New recycling plant uses AI-powered robots
17 November 2021
Switzerland-based company Eberhard Group has commissioned a new recycling plant that uses robotic arms featuring artificial intelligence (AI) technology, to improve the circular economy of its operations.
The fully automated EbiMIK recycling plant has been installed at Eberhard’s facility to the north of Zurich in near Kloten.
It uses the AI-powered robots developed by ZenRobotics to “capture valuable high-purity secondary materials from mixed construction and demolition waste”.
The technoloy enables the plant to sort 200 t of mixed waste per hour, with its heavy duty ZenRobotics robots working on two lines and sorting up to 12,000 items of waste material an hour.
The robots, which can handle items weighing up to 30 kg (66 lb) each, pick up and seperate mineral materials and foreign impurities from streams of mixed waste.
ZenRobotics said: “As clean, recyclable fractions like wood, plastics, metals and stone aggregates are captured from waste streams, they can be reused as secondary raw material and replace the need for virgin raw materials or fossil fuels.”
“The end result is a new circular raw material that matches the quality of virgin raw materials and can be used to replace primary building materials,” the company added.
According to ZenRobotics, this allows Eberhard to contribute to a more circular economy and get the most value of out the C&D waste material it recycles.
Said to be one of the largest recycling plants in the region, the materials recovered by the EbiMIK plant are converted into new products for use on construction sites.
Patric van der Haegen, division head development from the Eberhard Group, said: “Our new EbiMIK plant sorts mixed demolition waste in all its components. This boosts circular economy because each valuable material can be reused individually.”
According to the company, C&D waste makes up over one third of total waste generated in Europe.

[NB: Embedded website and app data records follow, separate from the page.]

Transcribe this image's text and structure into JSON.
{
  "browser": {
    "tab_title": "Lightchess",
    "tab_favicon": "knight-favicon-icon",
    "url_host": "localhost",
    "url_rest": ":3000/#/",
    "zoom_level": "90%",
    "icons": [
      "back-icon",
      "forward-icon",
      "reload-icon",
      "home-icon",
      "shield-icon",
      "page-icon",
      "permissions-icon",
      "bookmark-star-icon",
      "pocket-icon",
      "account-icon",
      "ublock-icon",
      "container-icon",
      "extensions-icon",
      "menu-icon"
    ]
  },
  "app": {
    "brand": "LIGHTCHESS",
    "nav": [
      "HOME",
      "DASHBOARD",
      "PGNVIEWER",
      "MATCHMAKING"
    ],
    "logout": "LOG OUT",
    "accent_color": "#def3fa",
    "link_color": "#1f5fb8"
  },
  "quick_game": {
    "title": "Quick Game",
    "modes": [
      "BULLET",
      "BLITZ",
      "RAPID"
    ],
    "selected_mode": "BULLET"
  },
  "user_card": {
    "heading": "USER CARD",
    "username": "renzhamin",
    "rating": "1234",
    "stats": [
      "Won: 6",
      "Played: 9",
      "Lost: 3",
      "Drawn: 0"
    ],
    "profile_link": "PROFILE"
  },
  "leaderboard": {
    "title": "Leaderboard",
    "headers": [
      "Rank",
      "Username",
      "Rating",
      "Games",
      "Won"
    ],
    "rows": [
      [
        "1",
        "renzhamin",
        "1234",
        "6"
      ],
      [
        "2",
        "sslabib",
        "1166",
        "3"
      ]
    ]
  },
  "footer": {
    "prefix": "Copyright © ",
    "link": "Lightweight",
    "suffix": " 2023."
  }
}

It said that much of the material streams that come from mixed construction and demolition waste are not suitable for reuse or recycling and so is often dumped.
“After water, concrete is the most used resource of the world and mixed demolition waste is one of the biggest waste streams landfilled,” said Patric.
“We simultaneously dig enormous holes into the planet while piling up huge mountains on the other side. New sustainable alternatives are needed.
Patric added: “Robots with artificial intelligence play an important role in this revolutionary new facility.”